Inorganic substance that is (1) naturally occurring (but does not have a biologic or man-made origin) and formed by physical (not biological) forces with a (2) defined chemical composition of limited variation, has a (3) distinctive set of of physical properties including being a solid, and has a (4) homogeneous crystalline 3-dimensional structure. The defined chemical composition can vary between compositional end members within a mineral system as observed in the silicate pyroxene mineral system. Mineral-like substances that don’t strictly meet the definition (especially if the crystal structure is amorphous), such as opal and obsidian, are classified as mineraloids. Liquids and gases are not minerals. Substances like coal that are derived from organic matter are also not minerals.

However, the definition is not without some interesting examples that provide better insight into the the definition of the word mineral. The following discussion is derived from the article “Is Water a Mineral? Is Ice a Mineral?

Is Water a Mineral?

If we compare water’s properties to requirements above, we find that it fails to qualify as a mineral because water is not a solid and does not have a crystalline structure. However, at temperatures below 32 oF or 0 oC (at standard atmospheric pressure), water solidifies into ice.

Is Ice a Mineral?

Micrograph of 6-point “fern” snowflake. Source: Quanta Magazine & Kenneth Libbrecht
Micrograph of 6-point plate snowflake. Source: Quanta Magazine & Kenneth Libbrecht
Micrograph of 12-point star snowflake. Source: Quanta Magazine & Kenneth Libbrecht

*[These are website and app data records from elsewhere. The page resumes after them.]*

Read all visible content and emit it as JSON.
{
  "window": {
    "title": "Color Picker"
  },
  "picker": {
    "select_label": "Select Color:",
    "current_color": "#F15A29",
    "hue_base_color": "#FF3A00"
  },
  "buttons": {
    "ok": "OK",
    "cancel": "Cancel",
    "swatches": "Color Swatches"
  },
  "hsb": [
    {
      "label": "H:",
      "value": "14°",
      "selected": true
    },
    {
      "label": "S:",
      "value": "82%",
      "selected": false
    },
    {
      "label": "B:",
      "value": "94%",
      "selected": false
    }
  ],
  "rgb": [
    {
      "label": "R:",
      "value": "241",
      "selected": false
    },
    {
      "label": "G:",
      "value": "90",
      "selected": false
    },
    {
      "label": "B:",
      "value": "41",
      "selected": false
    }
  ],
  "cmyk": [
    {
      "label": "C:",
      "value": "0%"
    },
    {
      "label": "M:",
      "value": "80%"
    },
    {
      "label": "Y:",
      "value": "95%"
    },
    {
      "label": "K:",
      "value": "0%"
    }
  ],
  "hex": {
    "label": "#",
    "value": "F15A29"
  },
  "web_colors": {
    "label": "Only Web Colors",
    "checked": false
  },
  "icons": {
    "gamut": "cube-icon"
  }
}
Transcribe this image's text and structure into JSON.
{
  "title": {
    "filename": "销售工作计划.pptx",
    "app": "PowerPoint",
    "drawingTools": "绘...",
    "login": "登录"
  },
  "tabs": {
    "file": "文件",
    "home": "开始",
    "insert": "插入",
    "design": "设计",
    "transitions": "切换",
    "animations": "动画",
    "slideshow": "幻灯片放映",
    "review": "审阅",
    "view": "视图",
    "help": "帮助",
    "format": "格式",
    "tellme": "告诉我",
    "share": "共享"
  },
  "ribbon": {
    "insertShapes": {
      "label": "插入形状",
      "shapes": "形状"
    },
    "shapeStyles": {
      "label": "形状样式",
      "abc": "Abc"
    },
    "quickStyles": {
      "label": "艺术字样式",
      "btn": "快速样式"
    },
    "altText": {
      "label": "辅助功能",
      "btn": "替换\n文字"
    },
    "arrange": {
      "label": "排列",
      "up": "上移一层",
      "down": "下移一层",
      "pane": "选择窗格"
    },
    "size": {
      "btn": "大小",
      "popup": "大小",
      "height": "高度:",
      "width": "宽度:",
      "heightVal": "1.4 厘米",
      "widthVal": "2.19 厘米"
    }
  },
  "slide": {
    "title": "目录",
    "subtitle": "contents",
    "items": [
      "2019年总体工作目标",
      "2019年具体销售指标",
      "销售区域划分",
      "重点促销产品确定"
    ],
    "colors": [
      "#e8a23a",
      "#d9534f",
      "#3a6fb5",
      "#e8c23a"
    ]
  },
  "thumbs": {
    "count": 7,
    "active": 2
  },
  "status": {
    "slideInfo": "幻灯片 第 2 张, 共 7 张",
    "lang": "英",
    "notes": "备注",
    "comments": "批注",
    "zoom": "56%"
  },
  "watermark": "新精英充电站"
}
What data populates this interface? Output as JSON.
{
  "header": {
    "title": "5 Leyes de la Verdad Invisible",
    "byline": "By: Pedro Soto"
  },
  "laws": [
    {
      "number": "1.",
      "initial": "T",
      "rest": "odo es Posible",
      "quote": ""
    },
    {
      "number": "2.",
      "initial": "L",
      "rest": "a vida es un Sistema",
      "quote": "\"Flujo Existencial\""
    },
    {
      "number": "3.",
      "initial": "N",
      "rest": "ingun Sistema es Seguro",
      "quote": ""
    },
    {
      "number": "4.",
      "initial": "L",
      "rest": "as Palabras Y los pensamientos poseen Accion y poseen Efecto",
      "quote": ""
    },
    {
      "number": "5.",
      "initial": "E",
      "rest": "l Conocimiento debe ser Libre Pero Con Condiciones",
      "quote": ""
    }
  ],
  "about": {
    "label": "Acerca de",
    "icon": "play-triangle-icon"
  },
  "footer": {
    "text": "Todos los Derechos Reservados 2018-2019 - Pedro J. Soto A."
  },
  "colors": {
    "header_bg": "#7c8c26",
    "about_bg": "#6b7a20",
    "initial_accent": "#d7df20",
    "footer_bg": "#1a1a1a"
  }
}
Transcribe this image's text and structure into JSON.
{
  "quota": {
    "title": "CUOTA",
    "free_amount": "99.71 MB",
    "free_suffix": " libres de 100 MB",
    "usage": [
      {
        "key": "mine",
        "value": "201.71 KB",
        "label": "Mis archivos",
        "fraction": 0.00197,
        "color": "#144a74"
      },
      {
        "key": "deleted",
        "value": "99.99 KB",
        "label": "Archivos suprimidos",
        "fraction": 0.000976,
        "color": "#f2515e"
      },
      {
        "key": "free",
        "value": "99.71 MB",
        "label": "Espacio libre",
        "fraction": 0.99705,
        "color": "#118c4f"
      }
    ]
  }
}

If we compare the properties of ice to the four requirements of the mineral definition, we find that it clearly meets the last three. However, requirement (1) does present a problem. A natural snowflake would be considered to be a mineral because it forms naturally in Earth’s atmosphere. However, an ice cube made in a refrigerator would not be considered a mineral because it was produced by the actions of people.